The graphics have taken a boost over the original releases on Ps3 & PC, although it’s not as big of a gulf as you’d expect. Texture’s have seen a nice boost, featuring more detail and supplemented by some additional shading techniques to give a little extra depth – which also applies to the game’s character models (although little else has been done to those) Whilst the framerate was generally good on Ps3, this release is pretty much locked on Ps4 – even with the extra party members & foes during battles. The resolution now set at 1080p helps make the improvements noticeable, with the CG’s & sprite work looking particularly sharp, yet it’s not always so clear-cut once you get out to the dungeons due to one simple issue.

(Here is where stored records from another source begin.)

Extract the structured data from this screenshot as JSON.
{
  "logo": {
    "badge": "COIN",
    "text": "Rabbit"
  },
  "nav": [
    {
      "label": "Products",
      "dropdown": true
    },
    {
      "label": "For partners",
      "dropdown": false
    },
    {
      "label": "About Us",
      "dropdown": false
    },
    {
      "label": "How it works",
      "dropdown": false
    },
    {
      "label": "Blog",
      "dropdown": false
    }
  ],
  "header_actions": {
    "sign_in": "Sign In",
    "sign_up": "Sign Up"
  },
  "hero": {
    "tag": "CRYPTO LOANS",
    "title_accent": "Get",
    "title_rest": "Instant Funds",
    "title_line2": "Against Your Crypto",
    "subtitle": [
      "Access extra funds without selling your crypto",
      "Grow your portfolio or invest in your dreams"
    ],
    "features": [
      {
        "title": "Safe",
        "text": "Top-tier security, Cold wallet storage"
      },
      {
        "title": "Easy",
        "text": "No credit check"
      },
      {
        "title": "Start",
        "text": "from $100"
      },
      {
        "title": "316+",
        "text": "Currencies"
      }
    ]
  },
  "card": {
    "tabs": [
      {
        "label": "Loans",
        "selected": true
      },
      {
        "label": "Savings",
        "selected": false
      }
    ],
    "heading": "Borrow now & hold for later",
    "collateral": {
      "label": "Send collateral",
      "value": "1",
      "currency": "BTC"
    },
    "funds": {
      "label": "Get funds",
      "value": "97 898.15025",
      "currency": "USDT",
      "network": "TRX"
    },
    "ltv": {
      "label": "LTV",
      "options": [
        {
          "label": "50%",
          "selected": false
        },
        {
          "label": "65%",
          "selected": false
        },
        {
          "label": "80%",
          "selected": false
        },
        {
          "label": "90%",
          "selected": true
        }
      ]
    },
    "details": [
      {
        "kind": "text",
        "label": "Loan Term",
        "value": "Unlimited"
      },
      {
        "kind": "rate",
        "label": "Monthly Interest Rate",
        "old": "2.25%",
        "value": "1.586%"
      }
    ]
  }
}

The main issue I have with the presentation is down to the contrast/gamma. It has what I call the ‘360 look’. Saturation is high making for a colourful image, but darker areas are subject to the infamous black crush. It only happens during the games 3D segments though, 2D sections seem perfectly balanced, which rules out just upping brightness on the TV unless you can tolerate washed out artwork once you’ve left the dungeon. It’s something that you’ll eventually get used to, as it mainly affects cave dungeons mostly & leaves the brighter outdoor areas looking good.

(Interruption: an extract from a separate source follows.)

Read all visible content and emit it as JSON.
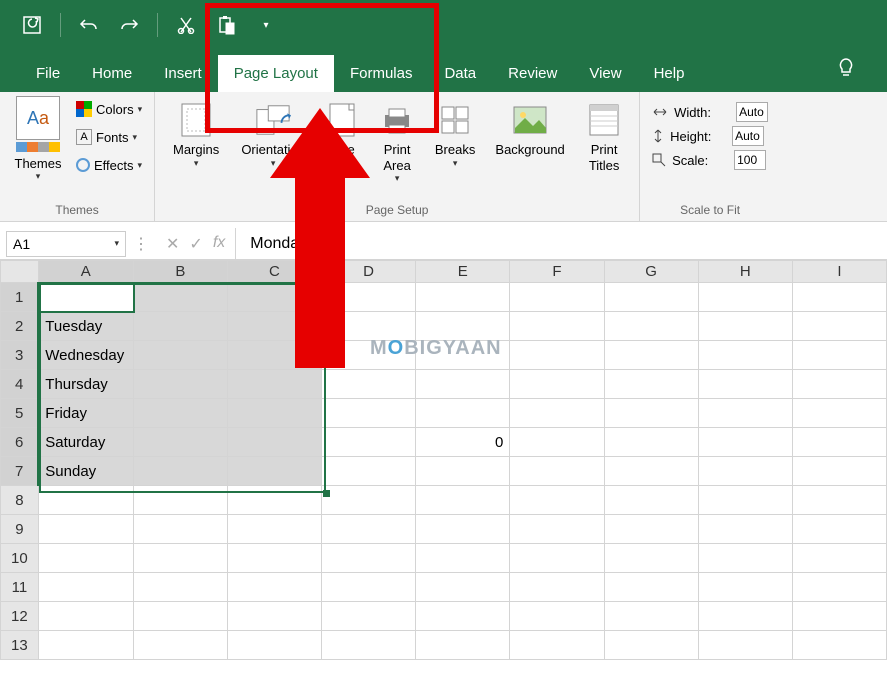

Nintendo Switch Performance.
So a little backstory, as mentioned the above review was penned by @MadchesterManc who is the main guy around here, he reviewed the original Fairy Fencer back when we first launched the website and gave it a lofty 9 out of 10, for Advent Dark Force he gave it a 7 with the main criticism being that it wasn’t enough to entice double dipping. Now I’ve played my fair share of Compile Heart games over the years, mainly when we first launched and have since have “soft” dropped the company, I missed out on Fairy Fencer and was happy enough that I’d spent enough time away that I could look at this title with a renewed sense of vigour and appreciation.
The game has some fantastic writing and the core gameplay of it is top notch, I am really glad that I took this on as I have always wondered if the titles were as good as people have said and for the most part I agree with everything. It’s my favourite Compile Heart title that I have played but one thing that hasn’t changed from the PS3 era and has clung to this title like an unwanted parasite is performance issues.
The scenes where characters are talking are fine, the art style is pleasing and the voice acting is comical as you would expect, the dungeons, the combat and anytime you have control over your character on the other hand just left a real bad taste in my mouth. The frame rate is all over the place to the point in handheld mode I had to play really limited amounts as it would bring on a headache. It doesn’t look smooth at all until you hit a cutscene when you trigger a special attack, it’s a shame as I was really expecting something a little smoother considering my gap in these games but it just hasn’t gotten any better.
The graphics for the most part look fantastic but I noticed especially in handheld mode it seemed like a layer of Vaseline was caked across my screen and was rocking some off bloom effect which was quite distracting, it wasn’t as noticeable docked but certainly in Handheld mode.
Overall the game is still a fantastic experience for any JRPG enthusiast, It comes with all the DLC and the extras from the base game and makes it the complete package for the game. It’s the only Compile Heart RPG available on the Switch and has a fantastic amount of quality writing, just be aware it doesn’t perform as well as you may need.